---------- Data supplied
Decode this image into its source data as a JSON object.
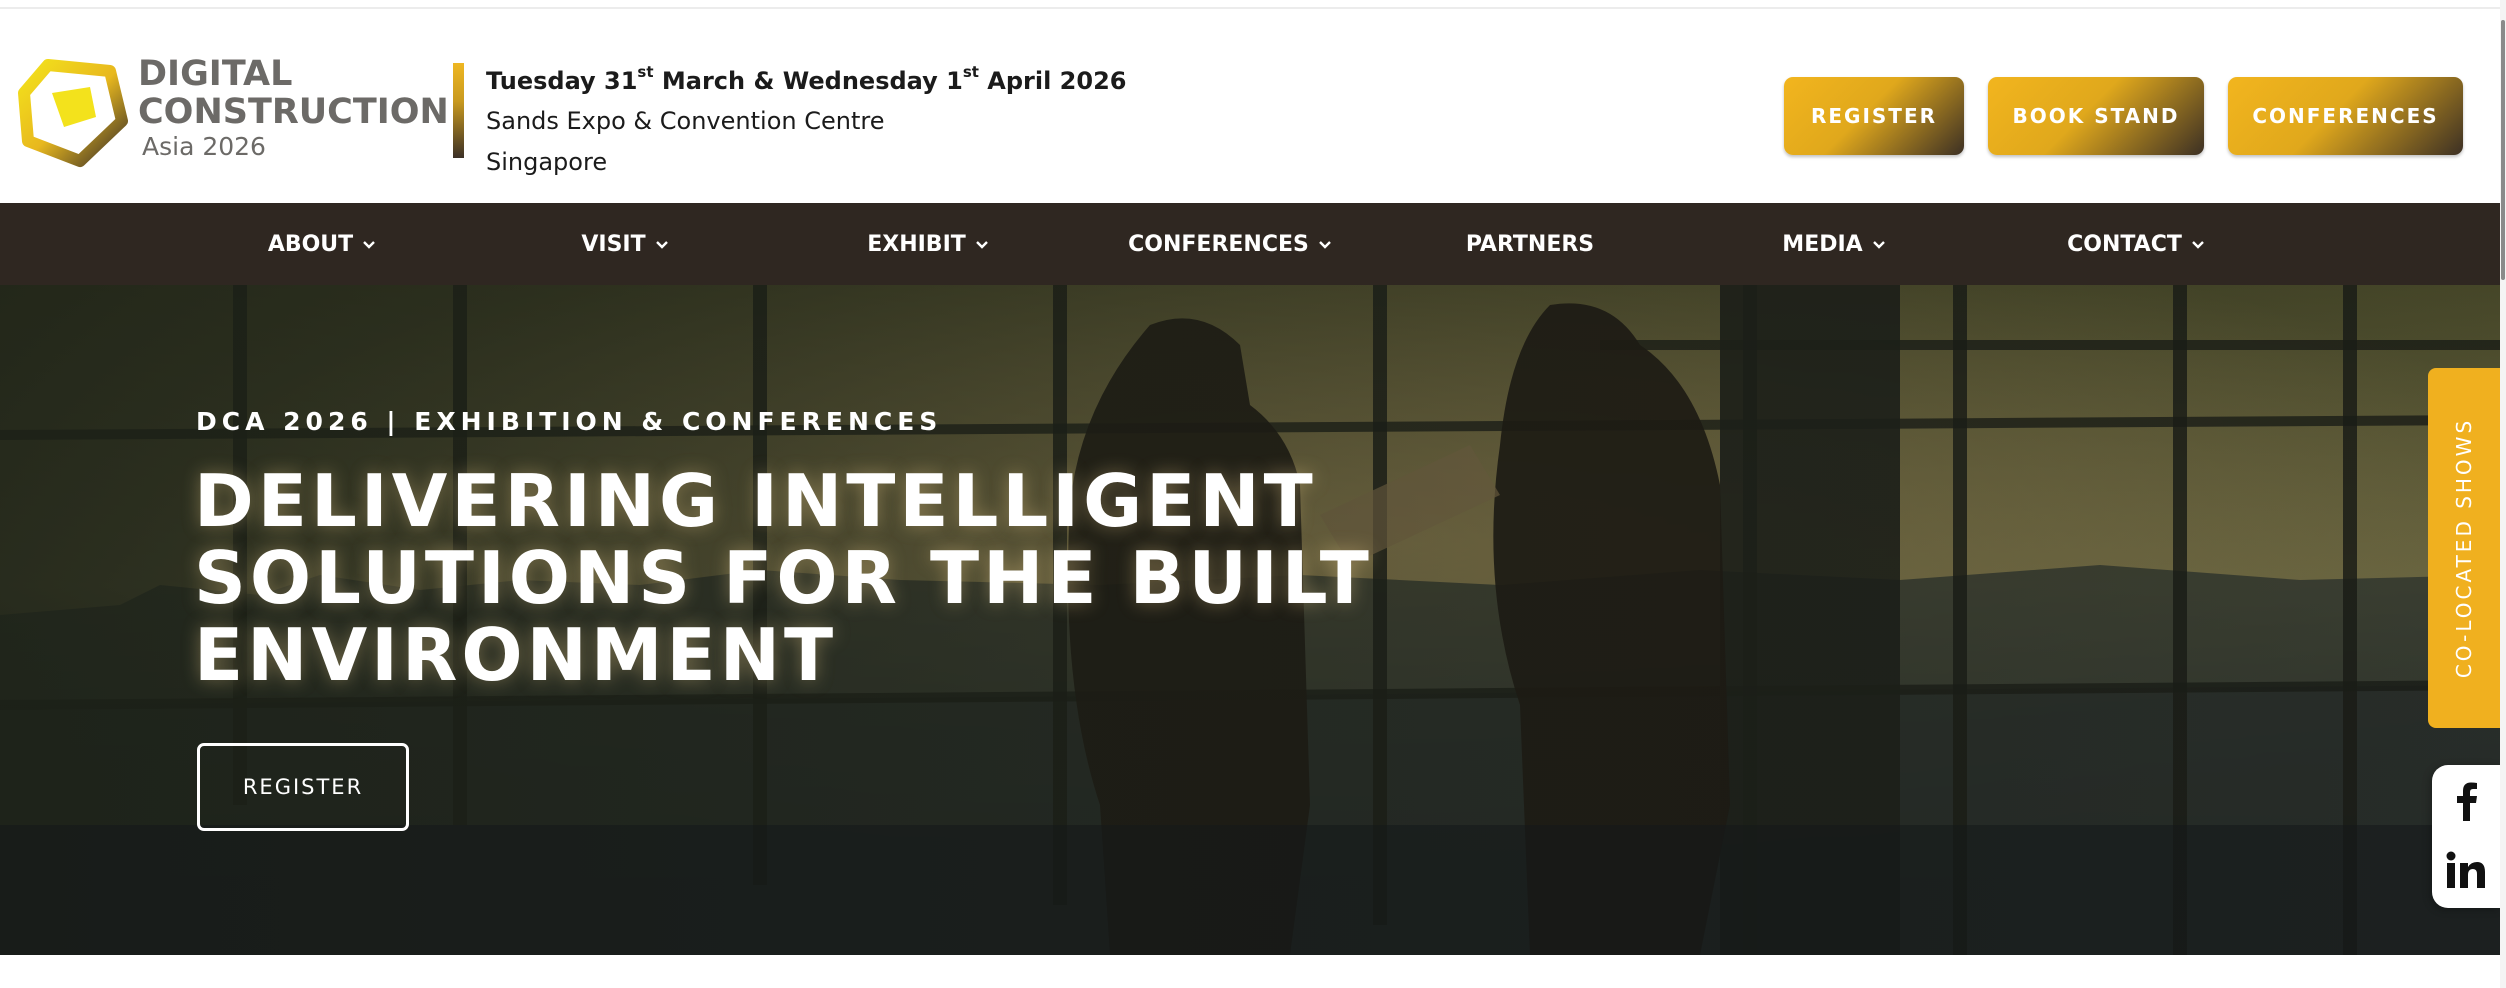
{
  "header": {
    "logo": {
      "line1": "DIGITAL",
      "line2": "CONSTRUCTION",
      "line3": "Asia 2026"
    },
    "event": {
      "day1": "Tuesday 31",
      "day1_suffix": "st",
      "mid": " March & Wednesday 1",
      "day2_suffix": "st",
      "end": " April 2026",
      "venue": "Sands Expo & Convention Centre",
      "city": "Singapore"
    },
    "buttons": {
      "register": "REGISTER",
      "book_stand": "BOOK STAND",
      "conferences": "CONFERENCES"
    }
  },
  "nav": {
    "about": "ABOUT",
    "visit": "VISIT",
    "exhibit": "EXHIBIT",
    "conferences": "CONFERENCES",
    "partners": "PARTNERS",
    "media": "MEDIA",
    "contact": "CONTACT"
  },
  "hero": {
    "kicker": "DCA 2026 | EXHIBITION & CONFERENCES",
    "title_line1": "DELIVERING INTELLIGENT",
    "title_line2": "SOLUTIONS FOR THE BUILT",
    "title_line3": "ENVIRONMENT",
    "cta": "REGISTER"
  },
  "sidebar": {
    "colocated": "CO-LOCATED SHOWS",
    "social": [
      "facebook-icon",
      "linkedin-icon"
    ]
  },
  "colors": {
    "gold": "#f0b01f",
    "dark_nav": "#2f2721",
    "logo_gray": "#6c6a67"
  }
}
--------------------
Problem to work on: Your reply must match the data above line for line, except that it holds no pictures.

The answer:
Decode this image into its source data as a JSON object.
{
  "header": {
    "logo": {
      "line1": "DIGITAL",
      "line2": "CONSTRUCTION",
      "line3": "Asia 2026"
    },
    "event": {
      "day1": "Tuesday 31",
      "day1_suffix": "st",
      "mid": " March & Wednesday 1",
      "day2_suffix": "st",
      "end": " April 2026",
      "venue": "Sands Expo & Convention Centre",
      "city": "Singapore"
    },
    "buttons": {
      "register": "REGISTER",
      "book_stand": "BOOK STAND",
      "conferences": "CONFERENCES"
    }
  },
  "nav": {
    "about": "ABOUT",
    "visit": "VISIT",
    "exhibit": "EXHIBIT",
    "conferences": "CONFERENCES",
    "partners": "PARTNERS",
    "media": "MEDIA",
    "contact": "CONTACT"
  },
  "hero": {
    "kicker": "DCA 2026 | EXHIBITION & CONFERENCES",
    "title_line1": "DELIVERING INTELLIGENT",
    "title_line2": "SOLUTIONS FOR THE BUILT",
    "title_line3": "ENVIRONMENT",
    "cta": "REGISTER"
  },
  "sidebar": {
    "colocated": "CO-LOCATED SHOWS",
    "social": [
      "facebook-icon",
      "linkedin-icon"
    ]
  },
  "colors": {
    "gold": "#f0b01f",
    "dark_nav": "#2f2721",
    "logo_gray": "#6c6a67"
  }
}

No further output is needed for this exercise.